(DATA TO EXAMINE begins)
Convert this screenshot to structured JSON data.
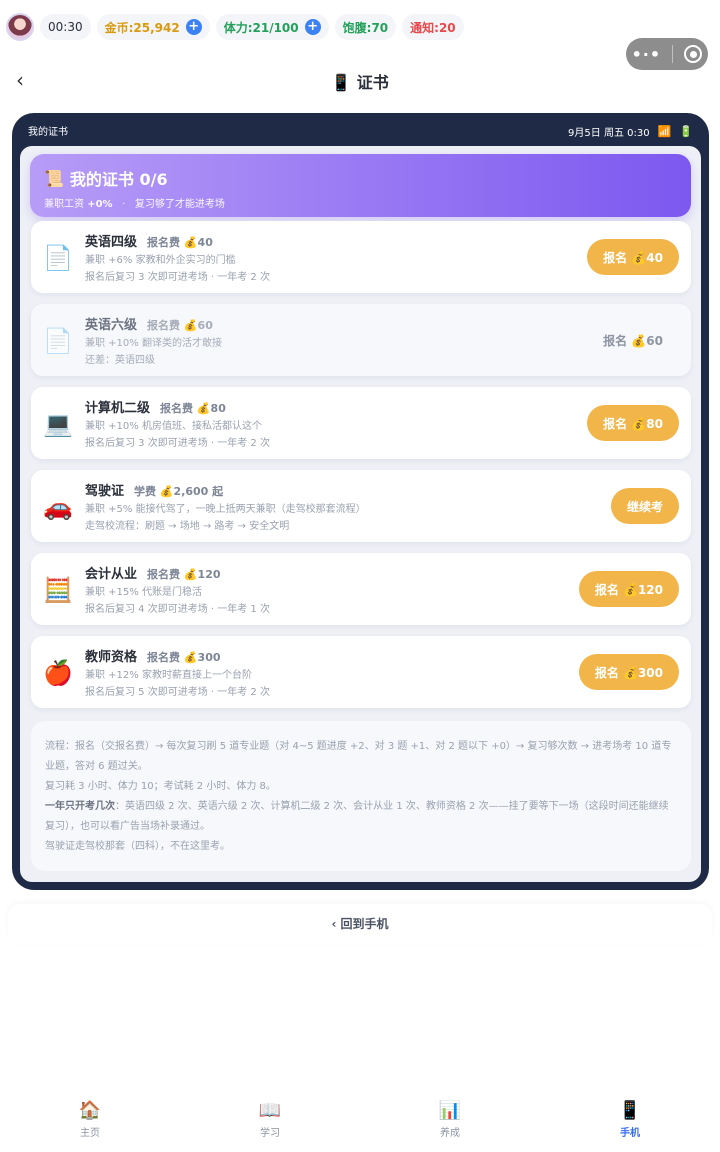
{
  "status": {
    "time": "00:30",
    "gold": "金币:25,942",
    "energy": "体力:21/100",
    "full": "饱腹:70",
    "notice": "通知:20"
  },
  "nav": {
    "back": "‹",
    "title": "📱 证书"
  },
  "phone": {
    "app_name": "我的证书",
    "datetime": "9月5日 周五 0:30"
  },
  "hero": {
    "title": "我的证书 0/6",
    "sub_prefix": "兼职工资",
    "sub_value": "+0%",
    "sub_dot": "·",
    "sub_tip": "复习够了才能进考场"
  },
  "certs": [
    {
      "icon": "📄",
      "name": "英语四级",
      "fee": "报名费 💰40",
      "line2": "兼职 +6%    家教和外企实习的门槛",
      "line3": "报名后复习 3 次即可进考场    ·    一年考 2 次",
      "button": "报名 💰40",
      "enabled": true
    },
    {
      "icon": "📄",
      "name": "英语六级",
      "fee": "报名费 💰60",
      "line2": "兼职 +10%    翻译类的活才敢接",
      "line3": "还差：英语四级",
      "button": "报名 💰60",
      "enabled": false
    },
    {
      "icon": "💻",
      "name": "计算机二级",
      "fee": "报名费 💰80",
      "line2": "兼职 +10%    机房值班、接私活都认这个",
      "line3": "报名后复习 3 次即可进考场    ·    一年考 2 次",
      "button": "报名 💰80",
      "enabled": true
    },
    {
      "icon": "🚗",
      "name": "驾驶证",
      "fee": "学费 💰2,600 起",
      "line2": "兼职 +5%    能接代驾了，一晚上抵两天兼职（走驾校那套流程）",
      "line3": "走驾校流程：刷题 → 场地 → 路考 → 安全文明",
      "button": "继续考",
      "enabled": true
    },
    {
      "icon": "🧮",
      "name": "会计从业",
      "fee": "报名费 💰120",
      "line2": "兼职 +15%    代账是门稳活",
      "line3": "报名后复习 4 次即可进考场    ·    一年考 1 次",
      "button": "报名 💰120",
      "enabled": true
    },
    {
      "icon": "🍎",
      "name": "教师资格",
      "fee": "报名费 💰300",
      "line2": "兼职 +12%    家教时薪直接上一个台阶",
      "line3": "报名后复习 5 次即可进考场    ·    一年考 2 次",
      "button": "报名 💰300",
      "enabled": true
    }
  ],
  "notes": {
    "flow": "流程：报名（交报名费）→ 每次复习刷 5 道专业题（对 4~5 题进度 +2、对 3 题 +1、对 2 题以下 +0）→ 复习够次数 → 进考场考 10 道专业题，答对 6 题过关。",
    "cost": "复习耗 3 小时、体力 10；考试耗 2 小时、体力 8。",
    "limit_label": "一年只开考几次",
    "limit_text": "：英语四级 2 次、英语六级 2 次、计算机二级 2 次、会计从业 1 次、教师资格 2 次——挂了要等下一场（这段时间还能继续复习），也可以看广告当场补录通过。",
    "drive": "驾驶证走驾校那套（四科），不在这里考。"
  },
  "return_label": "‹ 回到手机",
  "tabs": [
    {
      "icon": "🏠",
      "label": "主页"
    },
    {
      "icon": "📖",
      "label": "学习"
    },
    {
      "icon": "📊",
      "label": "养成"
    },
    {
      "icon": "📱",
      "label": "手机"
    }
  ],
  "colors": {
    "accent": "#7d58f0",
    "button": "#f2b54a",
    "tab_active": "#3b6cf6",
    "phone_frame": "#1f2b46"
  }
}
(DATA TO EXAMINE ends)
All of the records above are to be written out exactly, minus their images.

Convert this screenshot to structured JSON data.
{
  "status": {
    "time": "00:30",
    "gold": "金币:25,942",
    "energy": "体力:21/100",
    "full": "饱腹:70",
    "notice": "通知:20"
  },
  "nav": {
    "back": "‹",
    "title": "📱 证书"
  },
  "phone": {
    "app_name": "我的证书",
    "datetime": "9月5日 周五 0:30"
  },
  "hero": {
    "title": "我的证书 0/6",
    "sub_prefix": "兼职工资",
    "sub_value": "+0%",
    "sub_dot": "·",
    "sub_tip": "复习够了才能进考场"
  },
  "certs": [
    {
      "icon": "📄",
      "name": "英语四级",
      "fee": "报名费 💰40",
      "line2": "兼职 +6%    家教和外企实习的门槛",
      "line3": "报名后复习 3 次即可进考场    ·    一年考 2 次",
      "button": "报名 💰40",
      "enabled": true
    },
    {
      "icon": "📄",
      "name": "英语六级",
      "fee": "报名费 💰60",
      "line2": "兼职 +10%    翻译类的活才敢接",
      "line3": "还差：英语四级",
      "button": "报名 💰60",
      "enabled": false
    },
    {
      "icon": "💻",
      "name": "计算机二级",
      "fee": "报名费 💰80",
      "line2": "兼职 +10%    机房值班、接私活都认这个",
      "line3": "报名后复习 3 次即可进考场    ·    一年考 2 次",
      "button": "报名 💰80",
      "enabled": true
    },
    {
      "icon": "🚗",
      "name": "驾驶证",
      "fee": "学费 💰2,600 起",
      "line2": "兼职 +5%    能接代驾了，一晚上抵两天兼职（走驾校那套流程）",
      "line3": "走驾校流程：刷题 → 场地 → 路考 → 安全文明",
      "button": "继续考",
      "enabled": true
    },
    {
      "icon": "🧮",
      "name": "会计从业",
      "fee": "报名费 💰120",
      "line2": "兼职 +15%    代账是门稳活",
      "line3": "报名后复习 4 次即可进考场    ·    一年考 1 次",
      "button": "报名 💰120",
      "enabled": true
    },
    {
      "icon": "🍎",
      "name": "教师资格",
      "fee": "报名费 💰300",
      "line2": "兼职 +12%    家教时薪直接上一个台阶",
      "line3": "报名后复习 5 次即可进考场    ·    一年考 2 次",
      "button": "报名 💰300",
      "enabled": true
    }
  ],
  "notes": {
    "flow": "流程：报名（交报名费）→ 每次复习刷 5 道专业题（对 4~5 题进度 +2、对 3 题 +1、对 2 题以下 +0）→ 复习够次数 → 进考场考 10 道专业题，答对 6 题过关。",
    "cost": "复习耗 3 小时、体力 10；考试耗 2 小时、体力 8。",
    "limit_label": "一年只开考几次",
    "limit_text": "：英语四级 2 次、英语六级 2 次、计算机二级 2 次、会计从业 1 次、教师资格 2 次——挂了要等下一场（这段时间还能继续复习），也可以看广告当场补录通过。",
    "drive": "驾驶证走驾校那套（四科），不在这里考。"
  },
  "return_label": "‹ 回到手机",
  "tabs": [
    {
      "icon": "🏠",
      "label": "主页"
    },
    {
      "icon": "📖",
      "label": "学习"
    },
    {
      "icon": "📊",
      "label": "养成"
    },
    {
      "icon": "📱",
      "label": "手机"
    }
  ],
  "colors": {
    "accent": "#7d58f0",
    "button": "#f2b54a",
    "tab_active": "#3b6cf6",
    "phone_frame": "#1f2b46"
  }
}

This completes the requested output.